**PROBLEM STATEMENT:** Would you please restate the data exactly as it stands, apart from the pictures?

**INFORMATION:**

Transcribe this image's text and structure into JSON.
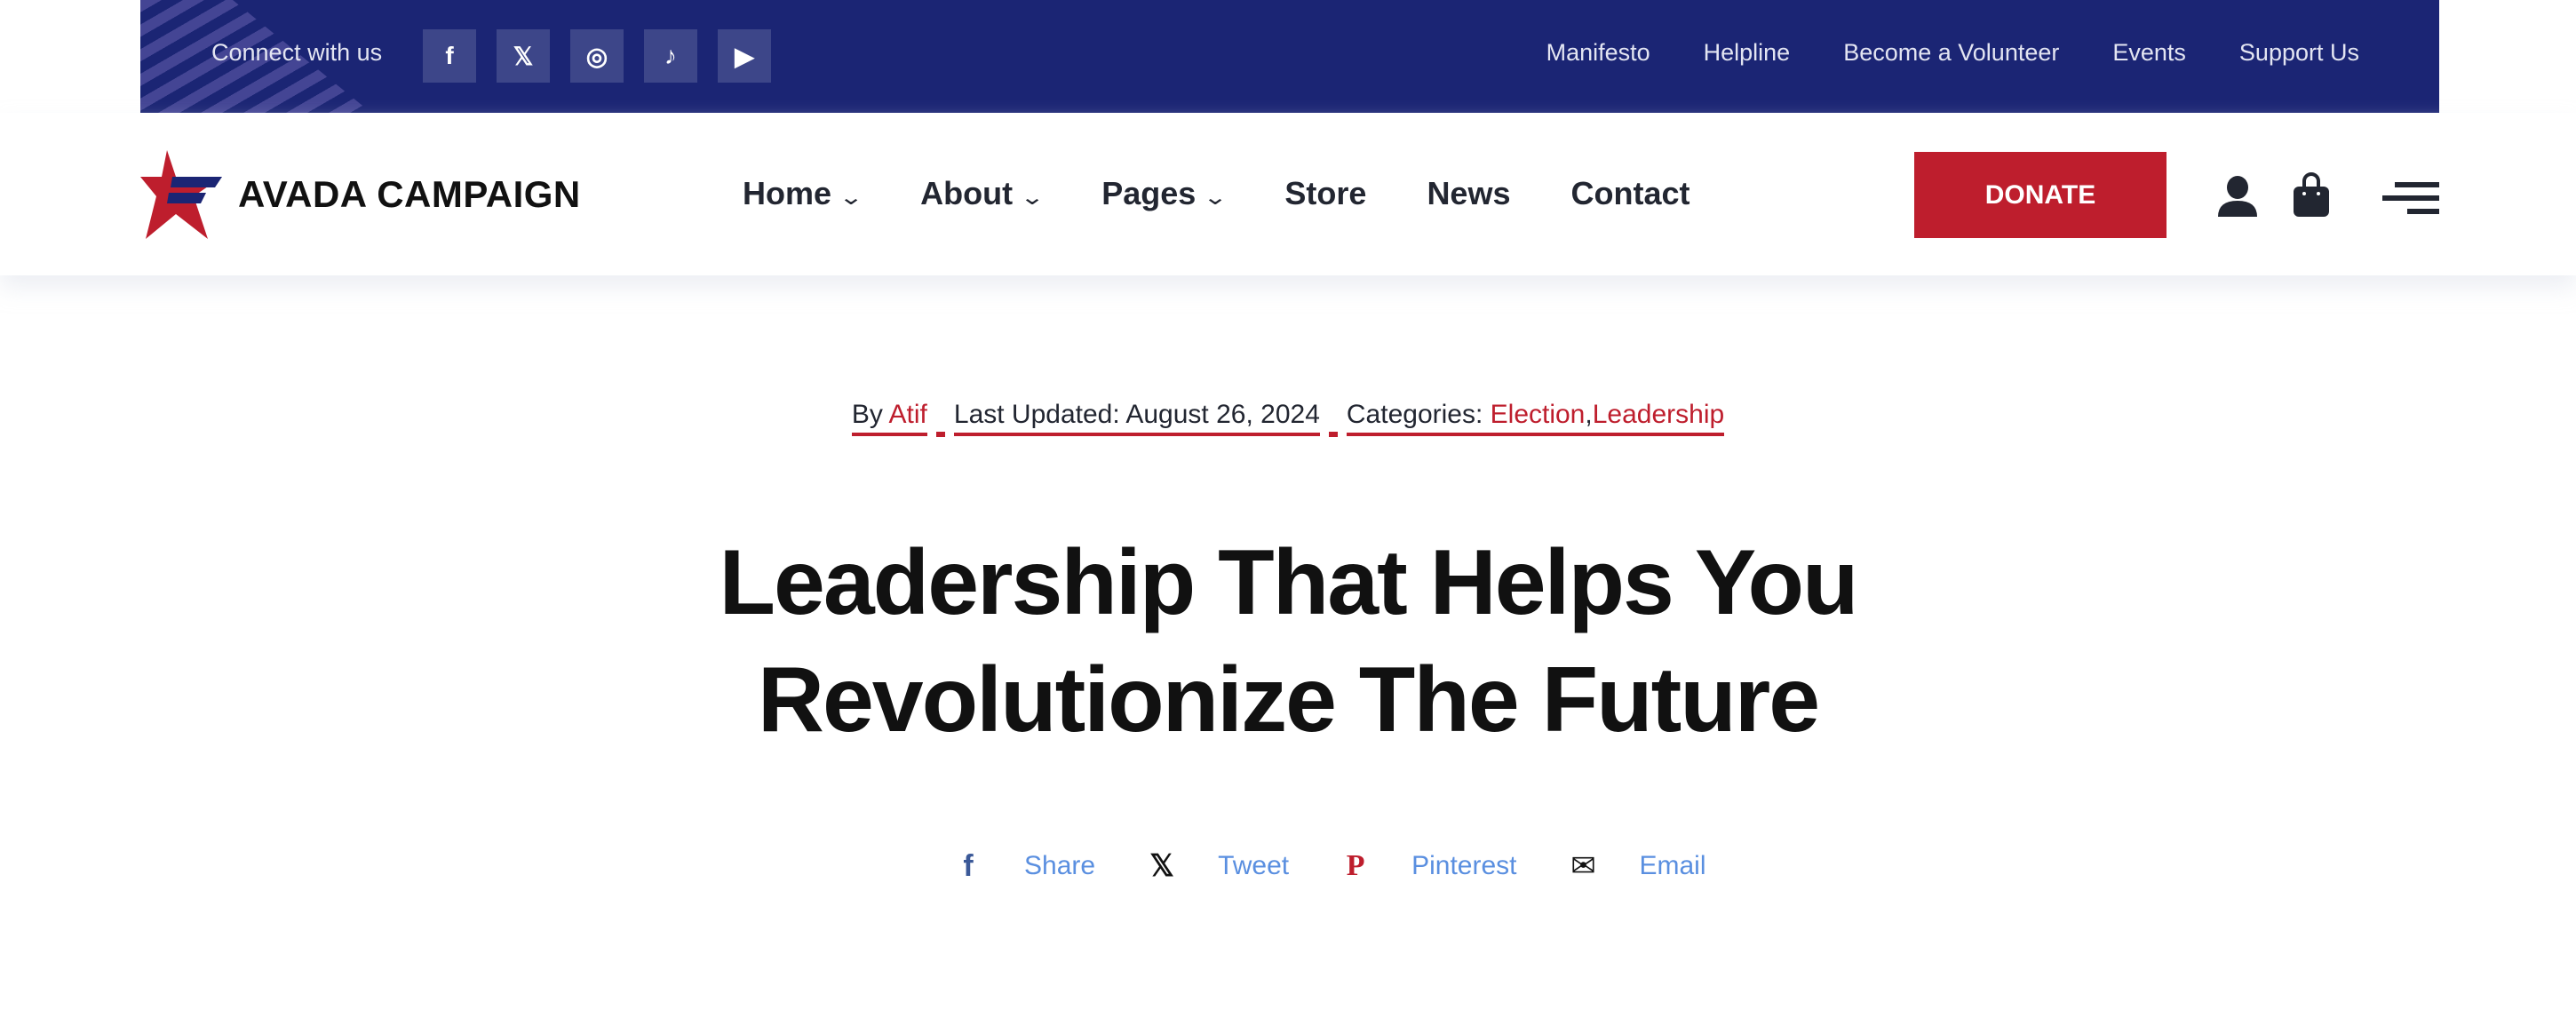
{
  "topbar": {
    "connect_label": "Connect with us",
    "socials": [
      {
        "icon": "facebook-icon",
        "glyph": "f"
      },
      {
        "icon": "x-icon",
        "glyph": "𝕏"
      },
      {
        "icon": "instagram-icon",
        "glyph": "◎"
      },
      {
        "icon": "tiktok-icon",
        "glyph": "♪"
      },
      {
        "icon": "youtube-icon",
        "glyph": "▶"
      }
    ],
    "links": [
      "Manifesto",
      "Helpline",
      "Become a Volunteer",
      "Events",
      "Support Us"
    ]
  },
  "header": {
    "logo_text": "AVADA CAMPAIGN",
    "nav": [
      {
        "label": "Home",
        "dropdown": true
      },
      {
        "label": "About",
        "dropdown": true
      },
      {
        "label": "Pages",
        "dropdown": true
      },
      {
        "label": "Store"
      },
      {
        "label": "News"
      },
      {
        "label": "Contact"
      }
    ],
    "chevron": "⌄",
    "donate_label": "DONATE"
  },
  "meta": {
    "by": "By ",
    "author": "Atif",
    "updated": "Last Updated: August 26, 2024",
    "categories_label": "Categories: ",
    "categories": [
      "Election",
      "Leadership"
    ],
    "sep": ","
  },
  "post": {
    "title_line1": "Leadership That Helps You",
    "title_line2": "Revolutionize The Future"
  },
  "share": [
    {
      "label": "Share",
      "icon": "facebook-icon",
      "glyph": "f",
      "color": "#3b5998"
    },
    {
      "label": "Tweet",
      "icon": "x-icon",
      "glyph": "𝕏",
      "color": "#111111"
    },
    {
      "label": "Pinterest",
      "icon": "pinterest-icon",
      "glyph": "P",
      "color": "#be1e2d"
    },
    {
      "label": "Email",
      "icon": "email-icon",
      "glyph": "✉",
      "color": "#111111"
    }
  ],
  "colors": {
    "topbar": "#1b2574",
    "accent": "#be1e2d",
    "link": "#5a8fe0"
  }
}
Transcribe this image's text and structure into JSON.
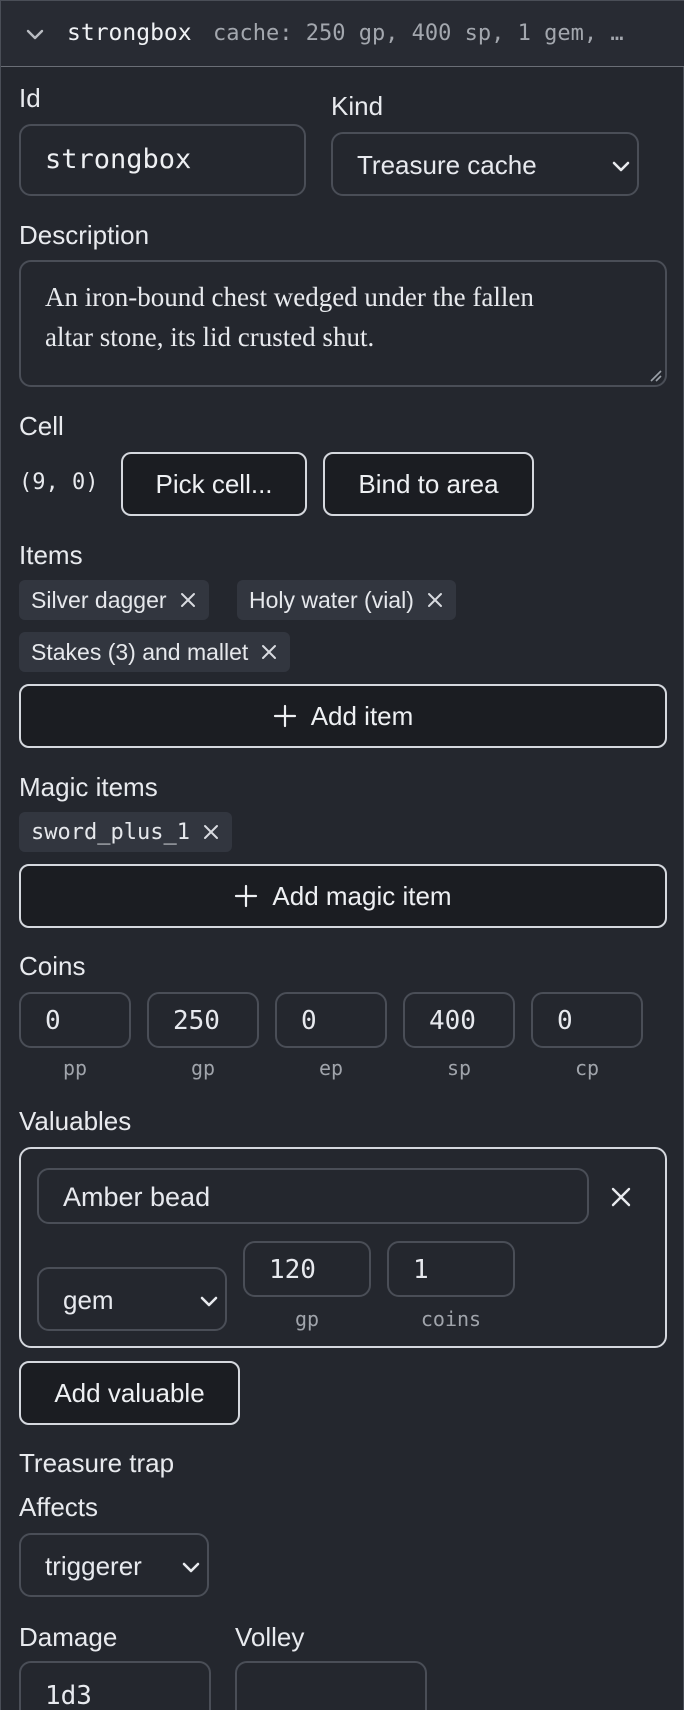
{
  "header": {
    "id": "strongbox",
    "summary": "cache: 250 gp, 400 sp, 1 gem, …"
  },
  "id_field": {
    "label": "Id",
    "value": "strongbox"
  },
  "kind": {
    "label": "Kind",
    "selected": "Treasure cache"
  },
  "description": {
    "label": "Description",
    "line1": "An iron-bound chest wedged under the fallen",
    "line2": "altar stone, its lid crusted shut."
  },
  "cell": {
    "label": "Cell",
    "value": "(9, 0)",
    "pick_button": "Pick cell...",
    "bind_button": "Bind to area"
  },
  "items": {
    "label": "Items",
    "chips": [
      "Silver dagger",
      "Holy water (vial)",
      "Stakes (3) and mallet"
    ],
    "add_button": "Add item"
  },
  "magic_items": {
    "label": "Magic items",
    "chips": [
      "sword_plus_1"
    ],
    "add_button": "Add magic item"
  },
  "coins": {
    "label": "Coins",
    "values": [
      {
        "value": "0",
        "unit": "pp"
      },
      {
        "value": "250",
        "unit": "gp"
      },
      {
        "value": "0",
        "unit": "ep"
      },
      {
        "value": "400",
        "unit": "sp"
      },
      {
        "value": "0",
        "unit": "cp"
      }
    ]
  },
  "valuables": {
    "label": "Valuables",
    "entries": [
      {
        "name": "Amber bead",
        "type": "gem",
        "value": "120",
        "value_unit": "gp",
        "count": "1",
        "count_unit": "coins"
      }
    ],
    "add_button": "Add valuable"
  },
  "trap": {
    "label": "Treasure trap",
    "affects_label": "Affects",
    "affects_selected": "triggerer",
    "damage_label": "Damage",
    "damage_value": "1d3",
    "volley_label": "Volley",
    "volley_value": ""
  },
  "colors": {
    "background": "#24272e",
    "border": "#4a4e57",
    "button_border": "#d5d8de",
    "chip": "#32363f"
  }
}
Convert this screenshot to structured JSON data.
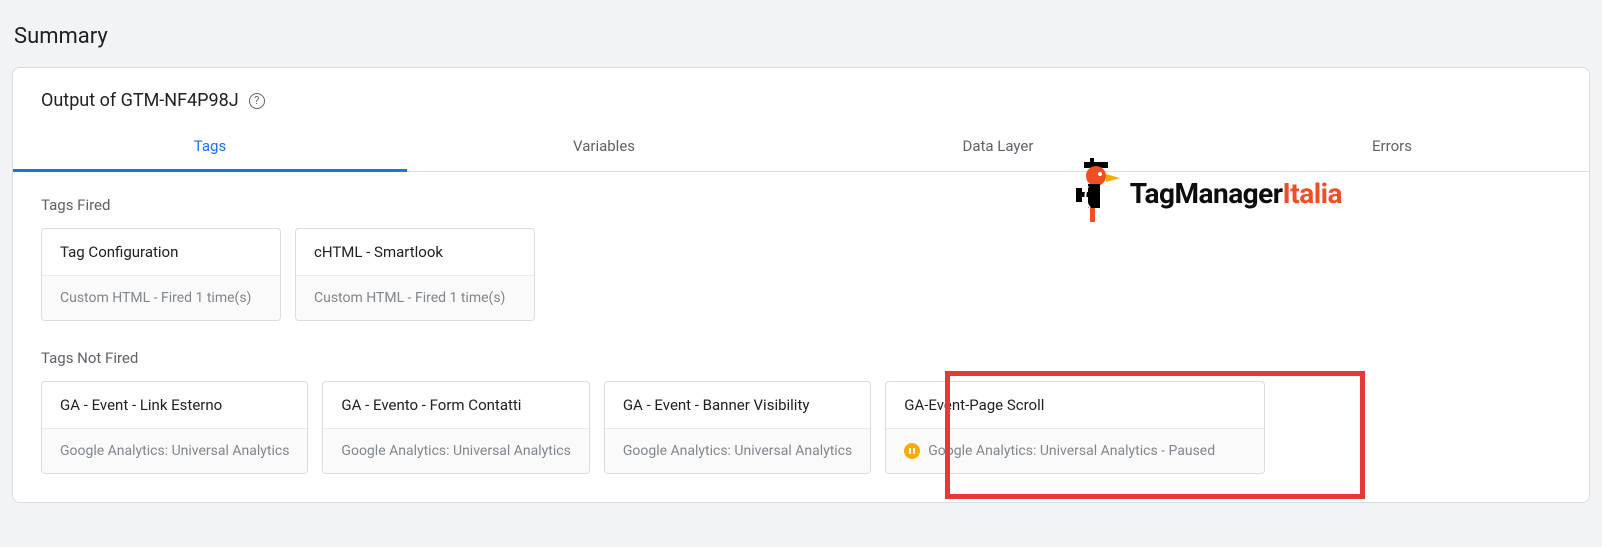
{
  "page_title": "Summary",
  "card_title": "Output of GTM-NF4P98J",
  "tabs": [
    {
      "label": "Tags",
      "active": true
    },
    {
      "label": "Variables",
      "active": false
    },
    {
      "label": "Data Layer",
      "active": false
    },
    {
      "label": "Errors",
      "active": false
    }
  ],
  "sections": {
    "fired_label": "Tags Fired",
    "not_fired_label": "Tags Not Fired"
  },
  "fired_tags": [
    {
      "title": "Tag Configuration",
      "subtitle": "Custom HTML - Fired 1 time(s)"
    },
    {
      "title": "cHTML - Smartlook",
      "subtitle": "Custom HTML - Fired 1 time(s)"
    }
  ],
  "not_fired_tags": [
    {
      "title": "GA - Event - Link Esterno",
      "subtitle": "Google Analytics: Universal Analytics",
      "paused": false
    },
    {
      "title": "GA - Evento - Form Contatti",
      "subtitle": "Google Analytics: Universal Analytics",
      "paused": false
    },
    {
      "title": "GA - Event - Banner Visibility",
      "subtitle": "Google Analytics: Universal Analytics",
      "paused": false
    },
    {
      "title": "GA-Event-Page Scroll",
      "subtitle": "Google Analytics: Universal Analytics - Paused",
      "paused": true
    }
  ],
  "logo": {
    "text1": "TagManager",
    "text2": "Italia"
  }
}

**ANSWER TO THE EXERCISE:**
Transcribe this image's text and structure into JSON.
{
  "topbar": {
    "connect_label": "Connect with us",
    "socials": [
      {
        "icon": "facebook-icon",
        "glyph": "f"
      },
      {
        "icon": "x-icon",
        "glyph": "𝕏"
      },
      {
        "icon": "instagram-icon",
        "glyph": "◎"
      },
      {
        "icon": "tiktok-icon",
        "glyph": "♪"
      },
      {
        "icon": "youtube-icon",
        "glyph": "▶"
      }
    ],
    "links": [
      "Manifesto",
      "Helpline",
      "Become a Volunteer",
      "Events",
      "Support Us"
    ]
  },
  "header": {
    "logo_text": "AVADA CAMPAIGN",
    "nav": [
      {
        "label": "Home",
        "dropdown": true
      },
      {
        "label": "About",
        "dropdown": true
      },
      {
        "label": "Pages",
        "dropdown": true
      },
      {
        "label": "Store"
      },
      {
        "label": "News"
      },
      {
        "label": "Contact"
      }
    ],
    "chevron": "⌄",
    "donate_label": "DONATE"
  },
  "meta": {
    "by": "By ",
    "author": "Atif",
    "updated": "Last Updated: August 26, 2024",
    "categories_label": "Categories: ",
    "categories": [
      "Election",
      "Leadership"
    ],
    "sep": ","
  },
  "post": {
    "title_line1": "Leadership That Helps You",
    "title_line2": "Revolutionize The Future"
  },
  "share": [
    {
      "label": "Share",
      "icon": "facebook-icon",
      "glyph": "f",
      "color": "#3b5998"
    },
    {
      "label": "Tweet",
      "icon": "x-icon",
      "glyph": "𝕏",
      "color": "#111111"
    },
    {
      "label": "Pinterest",
      "icon": "pinterest-icon",
      "glyph": "P",
      "color": "#be1e2d"
    },
    {
      "label": "Email",
      "icon": "email-icon",
      "glyph": "✉",
      "color": "#111111"
    }
  ],
  "colors": {
    "topbar": "#1b2574",
    "accent": "#be1e2d",
    "link": "#5a8fe0"
  }
}
Transcribe this image's text and structure into JSON.
{
  "header": {
    "id": "strongbox",
    "summary": "cache: 250 gp, 400 sp, 1 gem, …"
  },
  "id_field": {
    "label": "Id",
    "value": "strongbox"
  },
  "kind": {
    "label": "Kind",
    "selected": "Treasure cache"
  },
  "description": {
    "label": "Description",
    "line1": "An iron-bound chest wedged under the fallen",
    "line2": "altar stone, its lid crusted shut."
  },
  "cell": {
    "label": "Cell",
    "value": "(9, 0)",
    "pick_button": "Pick cell...",
    "bind_button": "Bind to area"
  },
  "items": {
    "label": "Items",
    "chips": [
      "Silver dagger",
      "Holy water (vial)",
      "Stakes (3) and mallet"
    ],
    "add_button": "Add item"
  },
  "magic_items": {
    "label": "Magic items",
    "chips": [
      "sword_plus_1"
    ],
    "add_button": "Add magic item"
  },
  "coins": {
    "label": "Coins",
    "values": [
      {
        "value": "0",
        "unit": "pp"
      },
      {
        "value": "250",
        "unit": "gp"
      },
      {
        "value": "0",
        "unit": "ep"
      },
      {
        "value": "400",
        "unit": "sp"
      },
      {
        "value": "0",
        "unit": "cp"
      }
    ]
  },
  "valuables": {
    "label": "Valuables",
    "entries": [
      {
        "name": "Amber bead",
        "type": "gem",
        "value": "120",
        "value_unit": "gp",
        "count": "1",
        "count_unit": "coins"
      }
    ],
    "add_button": "Add valuable"
  },
  "trap": {
    "label": "Treasure trap",
    "affects_label": "Affects",
    "affects_selected": "triggerer",
    "damage_label": "Damage",
    "damage_value": "1d3",
    "volley_label": "Volley",
    "volley_value": ""
  },
  "colors": {
    "background": "#24272e",
    "border": "#4a4e57",
    "button_border": "#d5d8de",
    "chip": "#32363f"
  }
}
Convert this screenshot to structured JSON data.
{
  "page_title": "Summary",
  "card_title": "Output of GTM-NF4P98J",
  "tabs": [
    {
      "label": "Tags",
      "active": true
    },
    {
      "label": "Variables",
      "active": false
    },
    {
      "label": "Data Layer",
      "active": false
    },
    {
      "label": "Errors",
      "active": false
    }
  ],
  "sections": {
    "fired_label": "Tags Fired",
    "not_fired_label": "Tags Not Fired"
  },
  "fired_tags": [
    {
      "title": "Tag Configuration",
      "subtitle": "Custom HTML - Fired 1 time(s)"
    },
    {
      "title": "cHTML - Smartlook",
      "subtitle": "Custom HTML - Fired 1 time(s)"
    }
  ],
  "not_fired_tags": [
    {
      "title": "GA - Event - Link Esterno",
      "subtitle": "Google Analytics: Universal Analytics",
      "paused": false
    },
    {
      "title": "GA - Evento - Form Contatti",
      "subtitle": "Google Analytics: Universal Analytics",
      "paused": false
    },
    {
      "title": "GA - Event - Banner Visibility",
      "subtitle": "Google Analytics: Universal Analytics",
      "paused": false
    },
    {
      "title": "GA-Event-Page Scroll",
      "subtitle": "Google Analytics: Universal Analytics - Paused",
      "paused": true
    }
  ],
  "logo": {
    "text1": "TagManager",
    "text2": "Italia"
  }
}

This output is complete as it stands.